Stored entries
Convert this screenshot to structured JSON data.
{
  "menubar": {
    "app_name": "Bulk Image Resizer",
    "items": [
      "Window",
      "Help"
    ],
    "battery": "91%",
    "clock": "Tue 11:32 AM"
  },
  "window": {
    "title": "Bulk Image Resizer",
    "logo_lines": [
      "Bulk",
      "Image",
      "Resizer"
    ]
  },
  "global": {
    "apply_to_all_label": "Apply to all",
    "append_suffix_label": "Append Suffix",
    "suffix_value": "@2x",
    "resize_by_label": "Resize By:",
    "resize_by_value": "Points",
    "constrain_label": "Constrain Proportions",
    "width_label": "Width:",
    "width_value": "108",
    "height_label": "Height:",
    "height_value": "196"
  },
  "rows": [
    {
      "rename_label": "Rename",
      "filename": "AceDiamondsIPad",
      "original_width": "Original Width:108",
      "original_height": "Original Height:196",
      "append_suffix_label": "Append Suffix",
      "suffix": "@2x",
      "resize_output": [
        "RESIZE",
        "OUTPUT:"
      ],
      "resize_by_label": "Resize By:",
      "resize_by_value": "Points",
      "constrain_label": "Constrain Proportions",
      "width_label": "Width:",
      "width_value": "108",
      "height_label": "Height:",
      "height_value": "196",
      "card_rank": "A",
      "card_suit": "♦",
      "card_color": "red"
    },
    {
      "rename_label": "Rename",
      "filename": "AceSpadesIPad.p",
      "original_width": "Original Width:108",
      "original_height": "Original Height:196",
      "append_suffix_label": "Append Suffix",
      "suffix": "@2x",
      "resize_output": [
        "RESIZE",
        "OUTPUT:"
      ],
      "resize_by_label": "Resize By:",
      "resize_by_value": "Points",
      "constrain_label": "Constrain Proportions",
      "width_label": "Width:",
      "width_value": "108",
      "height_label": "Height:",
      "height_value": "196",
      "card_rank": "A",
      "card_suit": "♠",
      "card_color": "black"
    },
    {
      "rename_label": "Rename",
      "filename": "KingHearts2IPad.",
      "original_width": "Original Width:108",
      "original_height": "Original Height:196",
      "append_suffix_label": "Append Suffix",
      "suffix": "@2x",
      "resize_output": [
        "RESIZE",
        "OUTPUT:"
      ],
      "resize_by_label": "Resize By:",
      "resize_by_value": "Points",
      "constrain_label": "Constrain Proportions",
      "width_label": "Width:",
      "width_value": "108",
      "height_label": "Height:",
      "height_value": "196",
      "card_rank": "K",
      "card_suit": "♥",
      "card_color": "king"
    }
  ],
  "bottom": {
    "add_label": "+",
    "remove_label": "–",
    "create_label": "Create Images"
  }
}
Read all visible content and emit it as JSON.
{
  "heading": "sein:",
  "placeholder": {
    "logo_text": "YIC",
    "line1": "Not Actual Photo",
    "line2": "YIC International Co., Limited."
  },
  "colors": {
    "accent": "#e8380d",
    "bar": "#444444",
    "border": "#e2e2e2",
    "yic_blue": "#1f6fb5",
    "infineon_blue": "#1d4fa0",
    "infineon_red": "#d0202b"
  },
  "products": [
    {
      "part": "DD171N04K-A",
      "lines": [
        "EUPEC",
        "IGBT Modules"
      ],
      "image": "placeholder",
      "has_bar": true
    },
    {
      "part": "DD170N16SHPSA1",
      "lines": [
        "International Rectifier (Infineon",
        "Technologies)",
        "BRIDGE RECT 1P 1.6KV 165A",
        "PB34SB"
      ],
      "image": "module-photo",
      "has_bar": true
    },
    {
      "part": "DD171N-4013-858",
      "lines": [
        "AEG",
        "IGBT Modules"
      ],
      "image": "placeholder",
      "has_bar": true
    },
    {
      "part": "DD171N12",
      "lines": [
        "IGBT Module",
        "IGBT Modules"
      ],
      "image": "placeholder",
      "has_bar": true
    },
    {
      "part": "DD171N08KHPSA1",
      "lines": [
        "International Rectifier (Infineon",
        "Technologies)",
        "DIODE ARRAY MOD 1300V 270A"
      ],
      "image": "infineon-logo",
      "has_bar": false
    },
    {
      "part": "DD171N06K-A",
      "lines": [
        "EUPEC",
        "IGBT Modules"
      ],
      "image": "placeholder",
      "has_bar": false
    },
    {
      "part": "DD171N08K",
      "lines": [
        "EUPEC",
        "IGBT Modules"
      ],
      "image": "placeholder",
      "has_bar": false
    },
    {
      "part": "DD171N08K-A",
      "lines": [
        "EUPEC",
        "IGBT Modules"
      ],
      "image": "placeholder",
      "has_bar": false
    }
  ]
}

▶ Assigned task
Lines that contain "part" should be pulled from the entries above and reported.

▶ Written solution
      "part": "DD171N04K-A",
      "part": "DD170N16SHPSA1",
      "part": "DD171N-4013-858",
      "part": "DD171N12",
      "part": "DD171N08KHPSA1",
      "part": "DD171N06K-A",
      "part": "DD171N08K",
      "part": "DD171N08K-A",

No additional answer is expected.